As you might imagine, I was quite keen to be there and join in the festivities. Until, that is, I was told by a very helpful native that if break up occurred while I was there, I would probably be marooned there for a few weeks! Apparently, break-up does such a fine job of releasing pent up water in the river that it floods much of the surrounding area, including large nearby stretches of the Steese Highway which is the only way out of here.

My new best friend suggested I park my rig on the highest ground in town, sleep with one ear open for the sounds of break-up and get out in a hurry if it happens. I intend to heed his advice on all counts and, even if break-up does not occur tonight, I plan to haul ass out of here in the morning. There's only so much time I can spend in remote Alaskan villages, and "a few weeks" isn't it!
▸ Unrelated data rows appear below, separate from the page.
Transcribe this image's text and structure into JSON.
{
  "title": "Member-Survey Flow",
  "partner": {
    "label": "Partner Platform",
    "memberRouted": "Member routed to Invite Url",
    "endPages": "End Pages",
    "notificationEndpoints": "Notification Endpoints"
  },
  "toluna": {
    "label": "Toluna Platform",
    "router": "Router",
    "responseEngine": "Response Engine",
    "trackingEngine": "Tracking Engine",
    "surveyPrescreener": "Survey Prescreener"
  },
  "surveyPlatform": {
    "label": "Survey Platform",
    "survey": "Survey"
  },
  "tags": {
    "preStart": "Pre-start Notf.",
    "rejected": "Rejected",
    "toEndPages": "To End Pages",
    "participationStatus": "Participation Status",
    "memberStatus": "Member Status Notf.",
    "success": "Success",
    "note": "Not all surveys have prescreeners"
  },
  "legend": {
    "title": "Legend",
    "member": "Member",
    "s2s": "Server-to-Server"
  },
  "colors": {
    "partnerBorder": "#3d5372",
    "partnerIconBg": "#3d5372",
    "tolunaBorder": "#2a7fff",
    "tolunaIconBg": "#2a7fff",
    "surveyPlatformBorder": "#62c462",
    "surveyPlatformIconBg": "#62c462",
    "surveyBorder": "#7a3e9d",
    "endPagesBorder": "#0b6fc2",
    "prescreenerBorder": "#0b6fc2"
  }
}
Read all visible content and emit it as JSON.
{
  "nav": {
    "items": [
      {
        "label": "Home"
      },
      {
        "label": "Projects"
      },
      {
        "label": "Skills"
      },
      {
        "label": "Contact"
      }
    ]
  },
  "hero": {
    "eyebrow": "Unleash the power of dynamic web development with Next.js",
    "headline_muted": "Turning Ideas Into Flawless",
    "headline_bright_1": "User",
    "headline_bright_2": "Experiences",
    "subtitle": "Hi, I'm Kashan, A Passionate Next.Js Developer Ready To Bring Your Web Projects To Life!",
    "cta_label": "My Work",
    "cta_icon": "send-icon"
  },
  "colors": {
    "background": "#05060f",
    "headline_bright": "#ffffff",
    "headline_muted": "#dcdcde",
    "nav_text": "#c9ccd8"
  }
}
Steese Highway -- Day 3

Back down at lower altitude, the road suddenly became a lot more... um... interesting. For one thing, I crossed a number of bridges which are -- thankfully -- better than they appear. I also had to pass over many stretches of dirt road that were pretty stinkin' soft due to surface-only thawing. (The ground not far below is still frozen and doesn't drain!)
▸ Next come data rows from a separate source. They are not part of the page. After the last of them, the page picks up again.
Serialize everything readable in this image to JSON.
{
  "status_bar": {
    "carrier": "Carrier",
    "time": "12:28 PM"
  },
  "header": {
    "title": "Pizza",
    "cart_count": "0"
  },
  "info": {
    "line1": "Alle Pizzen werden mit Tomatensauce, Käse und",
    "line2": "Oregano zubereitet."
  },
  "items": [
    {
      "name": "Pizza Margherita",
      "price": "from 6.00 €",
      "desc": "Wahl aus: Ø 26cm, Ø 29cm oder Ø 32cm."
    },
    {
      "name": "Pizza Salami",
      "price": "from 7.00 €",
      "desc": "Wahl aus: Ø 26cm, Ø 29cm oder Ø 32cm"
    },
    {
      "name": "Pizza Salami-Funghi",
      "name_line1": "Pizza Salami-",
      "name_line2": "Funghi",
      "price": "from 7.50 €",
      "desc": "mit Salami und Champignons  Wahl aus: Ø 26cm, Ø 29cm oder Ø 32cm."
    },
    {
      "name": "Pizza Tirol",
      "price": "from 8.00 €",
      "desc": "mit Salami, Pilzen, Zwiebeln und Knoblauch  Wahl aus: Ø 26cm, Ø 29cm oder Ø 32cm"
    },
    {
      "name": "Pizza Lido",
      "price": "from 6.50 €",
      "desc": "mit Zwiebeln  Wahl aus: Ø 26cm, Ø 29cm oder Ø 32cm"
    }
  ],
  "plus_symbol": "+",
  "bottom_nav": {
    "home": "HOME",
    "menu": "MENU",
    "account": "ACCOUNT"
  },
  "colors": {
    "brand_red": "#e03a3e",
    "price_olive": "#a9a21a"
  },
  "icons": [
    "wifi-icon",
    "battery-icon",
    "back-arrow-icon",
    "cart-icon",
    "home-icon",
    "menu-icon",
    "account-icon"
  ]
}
At one point, I got out of my truck and took a good, long look at what I was about to drive over... or perhaps through is a better word. After all we've been through together, I have total confidence in my "Road Rig"... But sometimes you just want to make sure you're not asking too much from the laws of physics!

The "crossing" was a bit dicey but successful. I actually faced some worse spots further along, but didn't even bother to check them out. Go Darth!

Monday, May 03, 2010

Steese Highway -- Day 2

I headed up and over the pass today. As you can see, the road at altitude is not quite clear yet. The road has switched from pavement to gravel, but it's pretty solid and good to drive on.

On a roadside bulletin board I found a good example of Alaska humor -- and spelling -- that I thought I'd share with you:

Sunday, May 02, 2010

Steese Highway -- Day 1

After two more days of freezing rain in Fairbanks, I finally hit the road on the Steese Highway this morning. As advertised, it was a nice, easy drive on a well paved road. As you can see -- on these images from my "DashCam" -- it is barely spring up here. The roads are clear and dry, but so are the trees!

I'd asked around before leaving Fairbanks and everyone told me that I must stop at a particular campground, that it is by far the best and most popular in the area. I found it with no problem and pulled in, also finding that it was completely empty. Not another soul was there! I had the entire campground to myself, so I picked the best spot and settled in for the night.

I guess it really is very early in the season if nobody else is out camping yet!